- _Problem statement_: Pictures aside, print all of the data below exactly as written.

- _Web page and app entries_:
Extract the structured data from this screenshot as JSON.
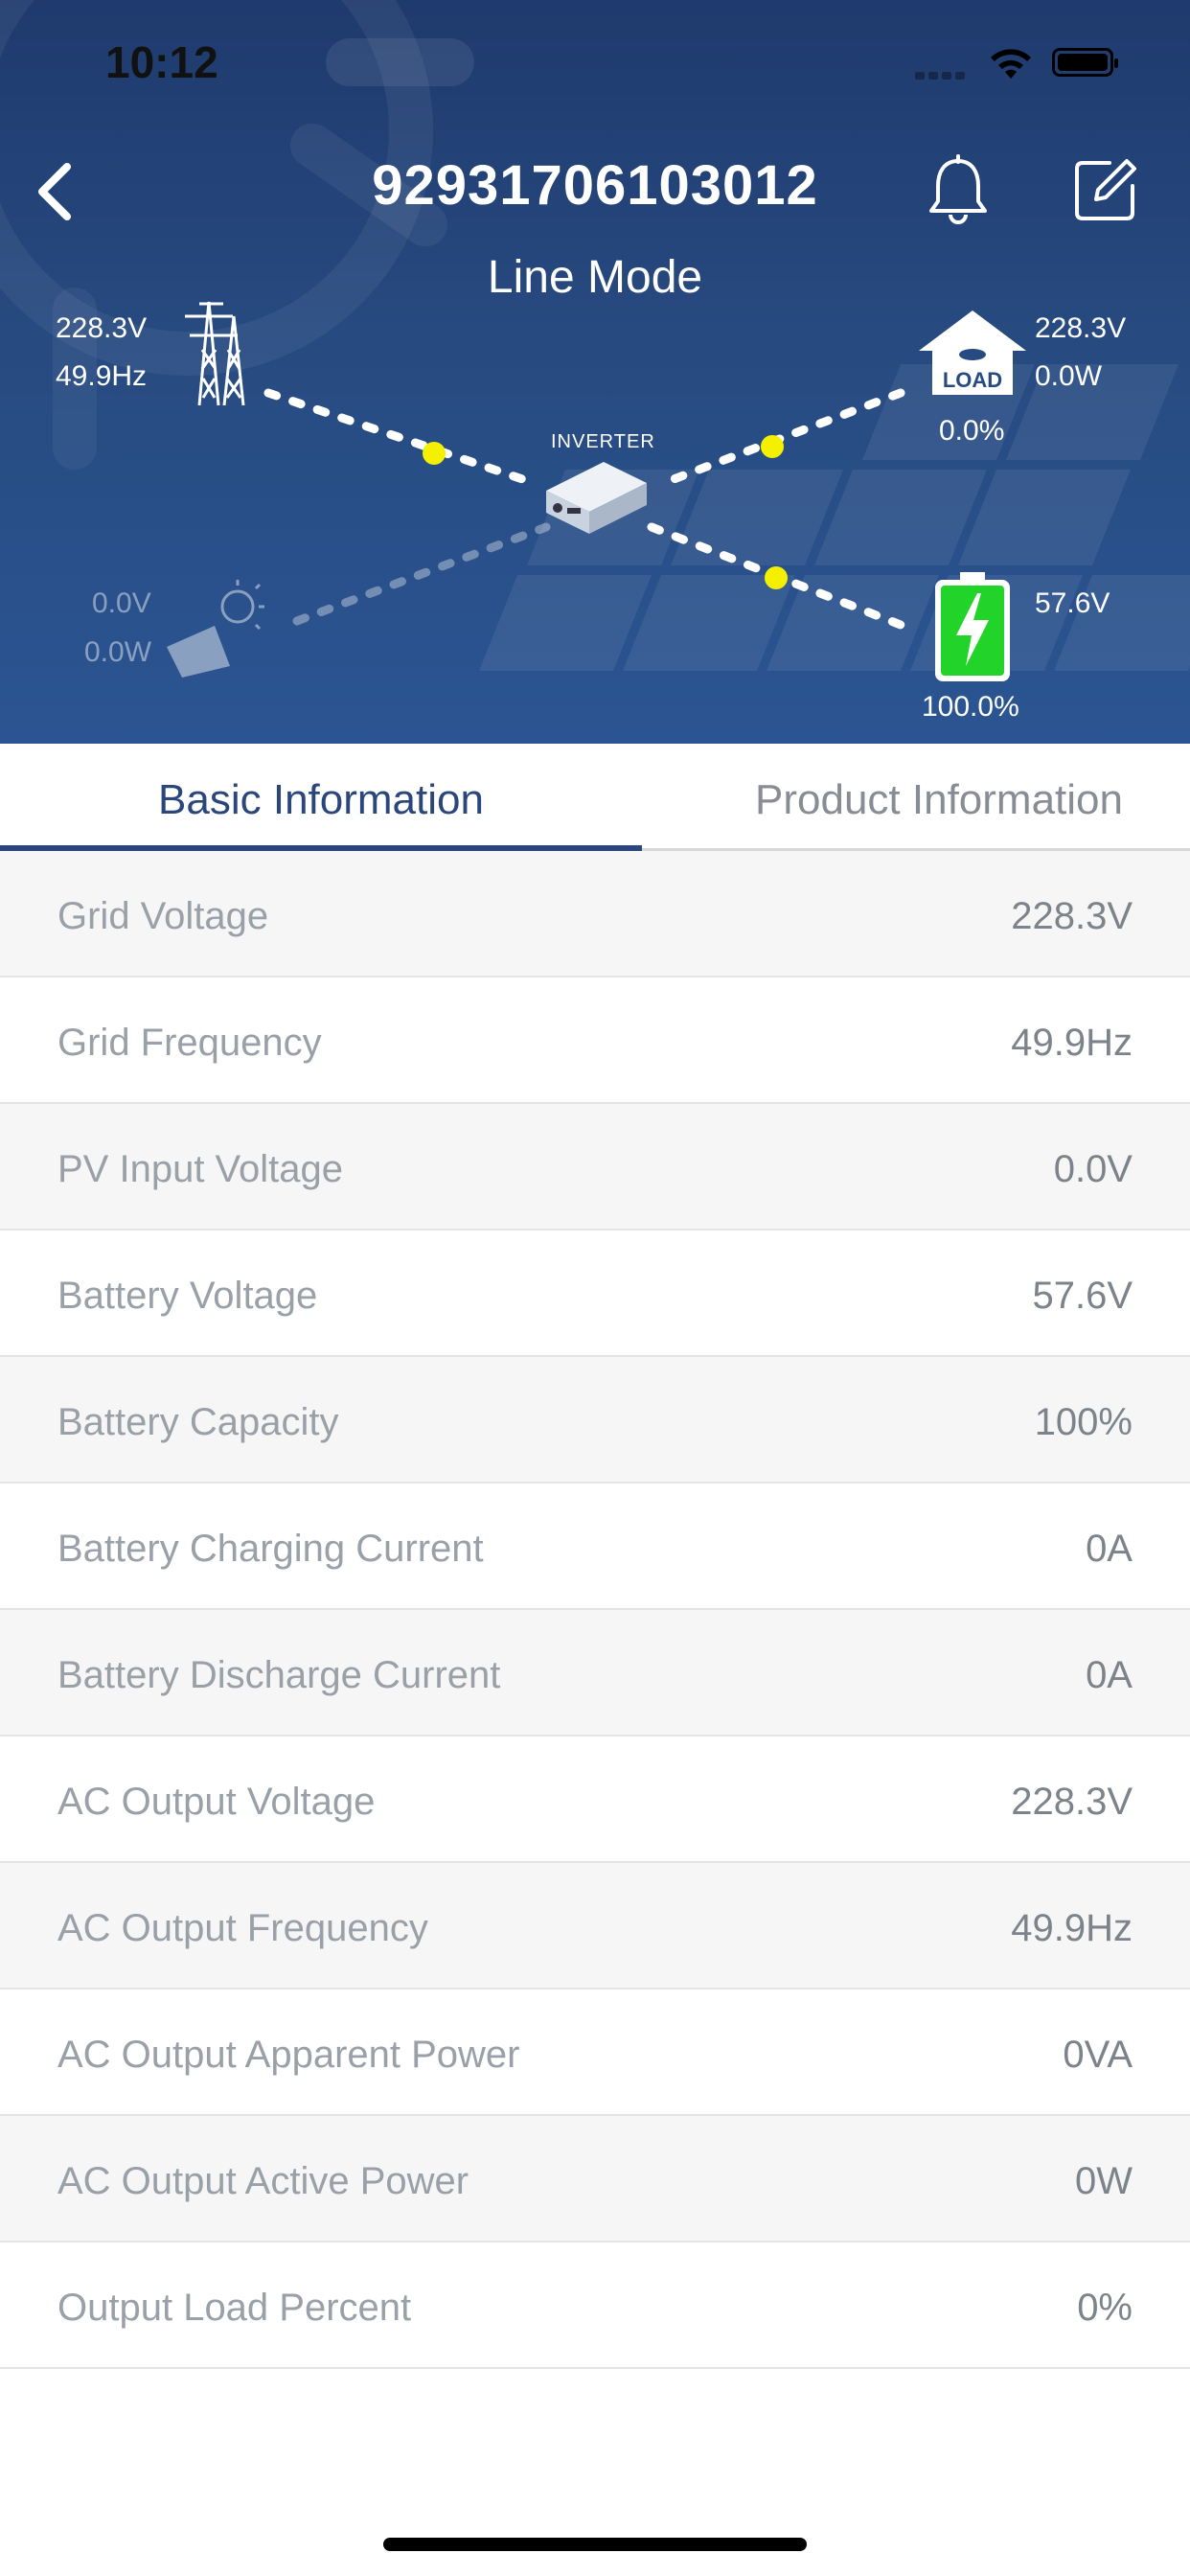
{
  "status_bar": {
    "time": "10:12"
  },
  "header": {
    "title": "92931706103012",
    "mode": "Line Mode",
    "colors": {
      "background": "#274a80",
      "flow_dot": "#f5f000",
      "battery_fill": "#22d42a"
    }
  },
  "diagram": {
    "grid": {
      "voltage": "228.3V",
      "frequency": "49.9Hz"
    },
    "load": {
      "voltage": "228.3V",
      "power": "0.0W",
      "percent": "0.0%",
      "label": "LOAD"
    },
    "inverter": {
      "label": "INVERTER"
    },
    "pv": {
      "voltage": "0.0V",
      "power": "0.0W"
    },
    "battery": {
      "voltage": "57.6V",
      "percent": "100.0%"
    }
  },
  "tabs": [
    {
      "label": "Basic Information",
      "active": true
    },
    {
      "label": "Product Information",
      "active": false
    }
  ],
  "rows": [
    {
      "label": "Grid Voltage",
      "value": "228.3V"
    },
    {
      "label": "Grid Frequency",
      "value": "49.9Hz"
    },
    {
      "label": "PV Input Voltage",
      "value": "0.0V"
    },
    {
      "label": "Battery Voltage",
      "value": "57.6V"
    },
    {
      "label": "Battery Capacity",
      "value": "100%"
    },
    {
      "label": "Battery Charging Current",
      "value": "0A"
    },
    {
      "label": "Battery Discharge Current",
      "value": "0A"
    },
    {
      "label": "AC Output Voltage",
      "value": "228.3V"
    },
    {
      "label": "AC Output Frequency",
      "value": "49.9Hz"
    },
    {
      "label": "AC Output Apparent Power",
      "value": "0VA"
    },
    {
      "label": "AC Output Active Power",
      "value": "0W"
    },
    {
      "label": "Output Load Percent",
      "value": "0%"
    }
  ],
  "icons": [
    "chevron-left-icon",
    "bell-icon",
    "edit-icon",
    "power-tower-icon",
    "house-load-icon",
    "inverter-icon",
    "solar-panel-icon",
    "battery-icon",
    "wifi-icon"
  ]
}
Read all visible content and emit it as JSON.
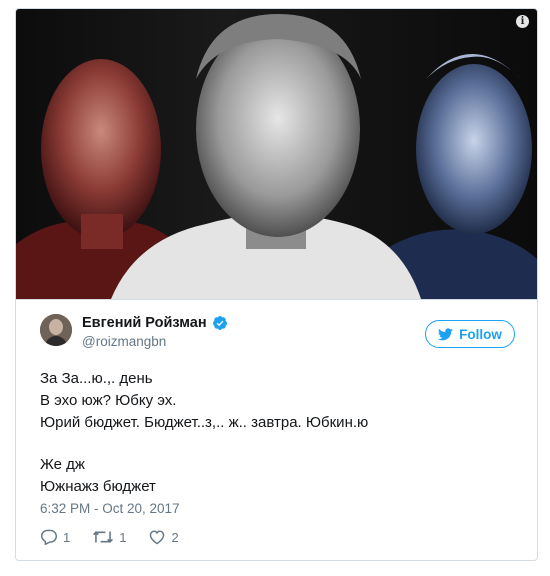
{
  "tweet": {
    "author_name": "Евгений Ройзман",
    "author_handle": "@roizmangbn",
    "follow_label": "Follow",
    "lines": [
      "За За...ю.,. день",
      "В эхо юж? Юбку эх.",
      "Юрий бюджет. Бюджет..з,.. ж.. завтра. Юбкин.ю",
      "",
      "Же дж",
      "Южнажз бюджет"
    ],
    "timestamp": "6:32 PM - Oct 20, 2017",
    "replies": "1",
    "retweets": "1",
    "likes": "2"
  },
  "icons": {
    "media": "info-icon",
    "verified": "verified-badge-icon",
    "follow": "twitter-bird-icon",
    "reply": "reply-icon",
    "retweet": "retweet-icon",
    "like": "heart-icon"
  },
  "colors": {
    "accent": "#1da1f2",
    "text": "#14171a",
    "secondary": "#657786",
    "border": "#d4dde3"
  }
}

- _Your solution_:
Extract the structured data from this screenshot as JSON.
{
  "status_bar": {
    "time": "10:12"
  },
  "header": {
    "title": "92931706103012",
    "mode": "Line Mode",
    "colors": {
      "background": "#274a80",
      "flow_dot": "#f5f000",
      "battery_fill": "#22d42a"
    }
  },
  "diagram": {
    "grid": {
      "voltage": "228.3V",
      "frequency": "49.9Hz"
    },
    "load": {
      "voltage": "228.3V",
      "power": "0.0W",
      "percent": "0.0%",
      "label": "LOAD"
    },
    "inverter": {
      "label": "INVERTER"
    },
    "pv": {
      "voltage": "0.0V",
      "power": "0.0W"
    },
    "battery": {
      "voltage": "57.6V",
      "percent": "100.0%"
    }
  },
  "tabs": [
    {
      "label": "Basic Information",
      "active": true
    },
    {
      "label": "Product Information",
      "active": false
    }
  ],
  "rows": [
    {
      "label": "Grid Voltage",
      "value": "228.3V"
    },
    {
      "label": "Grid Frequency",
      "value": "49.9Hz"
    },
    {
      "label": "PV Input Voltage",
      "value": "0.0V"
    },
    {
      "label": "Battery Voltage",
      "value": "57.6V"
    },
    {
      "label": "Battery Capacity",
      "value": "100%"
    },
    {
      "label": "Battery Charging Current",
      "value": "0A"
    },
    {
      "label": "Battery Discharge Current",
      "value": "0A"
    },
    {
      "label": "AC Output Voltage",
      "value": "228.3V"
    },
    {
      "label": "AC Output Frequency",
      "value": "49.9Hz"
    },
    {
      "label": "AC Output Apparent Power",
      "value": "0VA"
    },
    {
      "label": "AC Output Active Power",
      "value": "0W"
    },
    {
      "label": "Output Load Percent",
      "value": "0%"
    }
  ],
  "icons": [
    "chevron-left-icon",
    "bell-icon",
    "edit-icon",
    "power-tower-icon",
    "house-load-icon",
    "inverter-icon",
    "solar-panel-icon",
    "battery-icon",
    "wifi-icon"
  ]
}
Read all visible content and emit it as JSON.
{
  "tweet": {
    "author_name": "Евгений Ройзман",
    "author_handle": "@roizmangbn",
    "follow_label": "Follow",
    "lines": [
      "За За...ю.,. день",
      "В эхо юж? Юбку эх.",
      "Юрий бюджет. Бюджет..з,.. ж.. завтра. Юбкин.ю",
      "",
      "Же дж",
      "Южнажз бюджет"
    ],
    "timestamp": "6:32 PM - Oct 20, 2017",
    "replies": "1",
    "retweets": "1",
    "likes": "2"
  },
  "icons": {
    "media": "info-icon",
    "verified": "verified-badge-icon",
    "follow": "twitter-bird-icon",
    "reply": "reply-icon",
    "retweet": "retweet-icon",
    "like": "heart-icon"
  },
  "colors": {
    "accent": "#1da1f2",
    "text": "#14171a",
    "secondary": "#657786",
    "border": "#d4dde3"
  }
}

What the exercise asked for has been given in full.